International Herald Tribune, October 3, 2008

Influenza scientists, WHO face off in virus row


JAKARTA, Indonesia - It's a David and Goliath battle that could affect the world's ability to monitor diseases and develop lifesaving vaccines. The key issue: Should Indonesia and other developing nations have a say over crucial genetic data about their own deadly viruses?

An international network of top influenza scientists says yes, arguing that is the best way to speed development and research, but they are running into resistance from within the World Health Organization, which opposes letting countries keep intellectual property rights to virus samples they provide for research. read more

Associated Press, May 16, 2008

Indonesia Agrees to Hand Bird Flu Information to New Online Database


JAKARTA, Indonesia - Indonesia says it will start sharing all information about its bird flu cases with a new public database, a move experts say will help monitor the disease following the country's yearlong standoff with the World Health Organization.

The free, online site launched Thursday, 18 months after strategic adviser Peter Bogner and 77 influential scientists and health experts wrote a letter to Nature magazine calling for information about bird flu to be shared more quickly and openly the birth of the Global Initiative on Sharing All Influenza Data, or GISAID. read more

Wall Street Journal, August 31, 2006

A Nonscientist Pushes Sharing Bird-Flu Data

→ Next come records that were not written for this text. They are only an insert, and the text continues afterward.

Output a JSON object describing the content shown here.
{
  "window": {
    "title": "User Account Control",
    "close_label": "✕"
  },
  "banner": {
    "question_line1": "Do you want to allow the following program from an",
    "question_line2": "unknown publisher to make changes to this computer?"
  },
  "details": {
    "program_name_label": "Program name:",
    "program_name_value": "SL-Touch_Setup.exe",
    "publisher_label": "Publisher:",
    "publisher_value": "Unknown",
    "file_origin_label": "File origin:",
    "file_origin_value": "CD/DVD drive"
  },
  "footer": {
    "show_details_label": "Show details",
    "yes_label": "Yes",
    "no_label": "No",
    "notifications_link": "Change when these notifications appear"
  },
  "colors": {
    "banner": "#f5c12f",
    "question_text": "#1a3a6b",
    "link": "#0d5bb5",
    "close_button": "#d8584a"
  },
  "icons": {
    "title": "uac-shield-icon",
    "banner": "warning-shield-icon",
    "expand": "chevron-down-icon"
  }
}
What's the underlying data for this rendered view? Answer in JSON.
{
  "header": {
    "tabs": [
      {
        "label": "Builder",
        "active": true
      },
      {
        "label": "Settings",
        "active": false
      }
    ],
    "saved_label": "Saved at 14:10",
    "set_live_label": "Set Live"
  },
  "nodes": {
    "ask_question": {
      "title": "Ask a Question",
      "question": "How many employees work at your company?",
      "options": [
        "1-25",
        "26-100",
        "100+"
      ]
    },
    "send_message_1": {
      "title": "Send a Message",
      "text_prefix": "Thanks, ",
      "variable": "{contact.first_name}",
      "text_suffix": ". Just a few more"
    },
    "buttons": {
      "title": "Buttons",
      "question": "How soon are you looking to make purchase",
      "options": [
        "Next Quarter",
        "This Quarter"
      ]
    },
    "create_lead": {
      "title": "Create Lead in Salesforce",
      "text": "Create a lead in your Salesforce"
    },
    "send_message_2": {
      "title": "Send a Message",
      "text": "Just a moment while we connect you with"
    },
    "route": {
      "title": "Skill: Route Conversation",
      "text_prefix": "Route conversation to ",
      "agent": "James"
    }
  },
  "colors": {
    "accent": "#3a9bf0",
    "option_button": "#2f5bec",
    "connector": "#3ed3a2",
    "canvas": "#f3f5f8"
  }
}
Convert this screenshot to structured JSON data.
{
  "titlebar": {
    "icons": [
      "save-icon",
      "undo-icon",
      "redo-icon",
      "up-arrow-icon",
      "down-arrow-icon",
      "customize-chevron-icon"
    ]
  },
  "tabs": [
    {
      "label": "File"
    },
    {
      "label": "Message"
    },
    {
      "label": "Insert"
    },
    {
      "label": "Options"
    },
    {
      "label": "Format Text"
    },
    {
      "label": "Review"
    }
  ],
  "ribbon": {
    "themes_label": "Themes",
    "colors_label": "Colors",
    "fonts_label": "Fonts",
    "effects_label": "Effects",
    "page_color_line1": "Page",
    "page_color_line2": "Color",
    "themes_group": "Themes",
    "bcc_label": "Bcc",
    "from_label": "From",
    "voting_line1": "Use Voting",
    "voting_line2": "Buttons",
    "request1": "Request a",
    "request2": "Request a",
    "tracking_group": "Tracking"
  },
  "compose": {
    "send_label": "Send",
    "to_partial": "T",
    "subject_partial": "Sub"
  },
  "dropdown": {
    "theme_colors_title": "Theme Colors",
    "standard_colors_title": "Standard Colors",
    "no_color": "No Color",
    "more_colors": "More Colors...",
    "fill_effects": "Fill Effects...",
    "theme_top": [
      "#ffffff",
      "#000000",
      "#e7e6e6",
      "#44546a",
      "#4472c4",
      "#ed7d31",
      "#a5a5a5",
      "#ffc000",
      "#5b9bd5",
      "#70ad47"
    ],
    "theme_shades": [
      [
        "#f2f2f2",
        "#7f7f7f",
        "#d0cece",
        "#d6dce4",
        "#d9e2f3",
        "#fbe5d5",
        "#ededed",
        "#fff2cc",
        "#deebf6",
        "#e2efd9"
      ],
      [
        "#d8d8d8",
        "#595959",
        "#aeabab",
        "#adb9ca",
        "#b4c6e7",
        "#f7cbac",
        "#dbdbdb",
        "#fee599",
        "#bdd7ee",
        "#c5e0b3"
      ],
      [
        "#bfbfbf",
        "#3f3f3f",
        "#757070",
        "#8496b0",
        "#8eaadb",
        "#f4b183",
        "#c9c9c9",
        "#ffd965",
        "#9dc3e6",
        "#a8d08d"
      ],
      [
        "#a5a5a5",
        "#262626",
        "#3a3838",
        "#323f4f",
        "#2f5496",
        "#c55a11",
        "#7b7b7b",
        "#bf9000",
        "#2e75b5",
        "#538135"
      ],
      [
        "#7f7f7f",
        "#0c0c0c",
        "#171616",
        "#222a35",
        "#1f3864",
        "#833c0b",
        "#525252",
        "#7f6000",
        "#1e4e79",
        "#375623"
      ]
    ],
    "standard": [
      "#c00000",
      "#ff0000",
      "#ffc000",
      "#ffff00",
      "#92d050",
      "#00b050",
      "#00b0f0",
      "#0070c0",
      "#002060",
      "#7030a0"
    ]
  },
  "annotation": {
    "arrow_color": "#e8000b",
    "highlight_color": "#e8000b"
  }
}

HONG KONG -- Last week, when Peter Bogner announced he was leading an effort to get bird-flu scientists to share important data, the academic journal Science summed up the scientific community's reaction: Under a photo of Mr. Bogner, it ran the caption, "Peter who?"  Mr. Bogner and the scientists are confronting a thorny problem that often pits scientific ambition against the demands of public health, whether with bird flu or other diseases.